One way for companies to equip local staff with more technical knowledge or managerial experience is through overseas stints to learn from their foreign counterparts.

At MasterCard, global leadership programmes and rotations between departments are options available to staff, said Mr Rajan Krishnakumar, its Asia-Pacific vice-president for talent. This helps prepare them for regional or global roles, he said. Although such training programmes do take up resources, investing in people development must be part of the company culture, and not something that is done just once or twice a year, he added.


With innovative ideas, smaller companies can also make training accessible to employees.

Hospitality company The Lo & Behold Group provides staff with allowances to spend on experiences like meals overseas, for them to be inspired by "best in class" outlets. This helps to create a common understanding of what it means to be "world class" in the local and international scene, said its chief talent officer Merle Chen.

The home-grown company, which runs The Warehouse Hotel as well as restaurants and bars such as Odette and Loof, also uses "snackable" courses like short orientation programmes which are conducted for staff in their own outlets.



Developing human capital makes business sense because business thrives on the productivity of the workforce, said Ms Selena Huynh, deputy chief executive of the Institute for Human Resource Professionals (IHRP).

Equipping workers ensures they are engaged and have the necessary skills to do their jobs, both now and in the future. "If you don't invest in developing skills in your workforce, as technology changes and disrupts your business, you don't have that skill set to meet your business needs... It's about business continuity," she said.

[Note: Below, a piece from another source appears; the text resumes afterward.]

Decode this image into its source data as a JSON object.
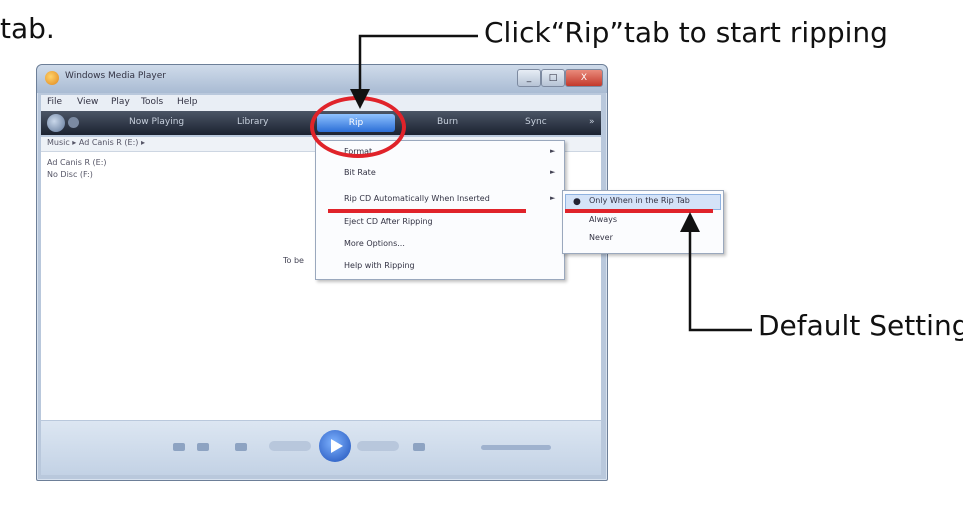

And Mr Rajan said that when a leader shows interest in developing his or her staff, it creates a "followership", where people want to work with that person.


Human resource (HR) professionals have a role in business strategy as well, and need to work with business leaders to plan human capital development, said Ms Huynh. It is then up to the HR team to bring those plans to fruition.

HR staff also need to take the lead on their own professional development, such as through getting certified by the IHRP, she added.

Mr Wong of WSG said the HR team can help create awareness of training and development options, so that business leaders look beyond hiring for the short term - of "plug and play" workers - and instead plan for the long term.


For workers, talking to career coaches can be a useful way to understand their strengths and the career paths they can explore.

Besides the guidance provided at WSG's Careers Connect centres, the agency is also expanding its network of coaches to include advisers from industry associations such as those in the computer and early childhood sectors.

NTUC's Ms Cham said firms should share information with workers about how the business will transform over the next few years, what projects are in the pipeline, what skills will be needed and how they can train for this. This inspires confidence among workers that they are cared for, and they will want to grow their careers with the company.

"If I want to stay on, I will want to remain relevant. If I want to remain relevant, I will have to make sure that I know what are the new skill sets (needed), what training is available," she said.


With the fast pace of disruption, employers may not know granular details of how each job will evolve, but they can help workers develop the ability to keep learning, so that when the new skill set they need becomes apparent they can rapidly adjust, said Applied Materials' Mr Tham.

For workers, he suggested: "Try and carve out 20 per cent of your time... take on a specific area that you have no idea how to do. That trains your mind to look at things from a different perspective."

Ms Julia Yeo, MasterCard's vice-president for Asia-Pacific franchise development, agreed on the need for staff to stay nimble.

"You don't sit there and wait for things to happen, you have to grow with the company, change with the company, think about what's the next thing the company needs, and put yourself in the shoes of the company," she said. "That's to make you a valuable employee."

A version of this article appeared in the print edition of The Straits Times on September 20, 2017, with the headline '8 ways to grow human capital'. Subscribe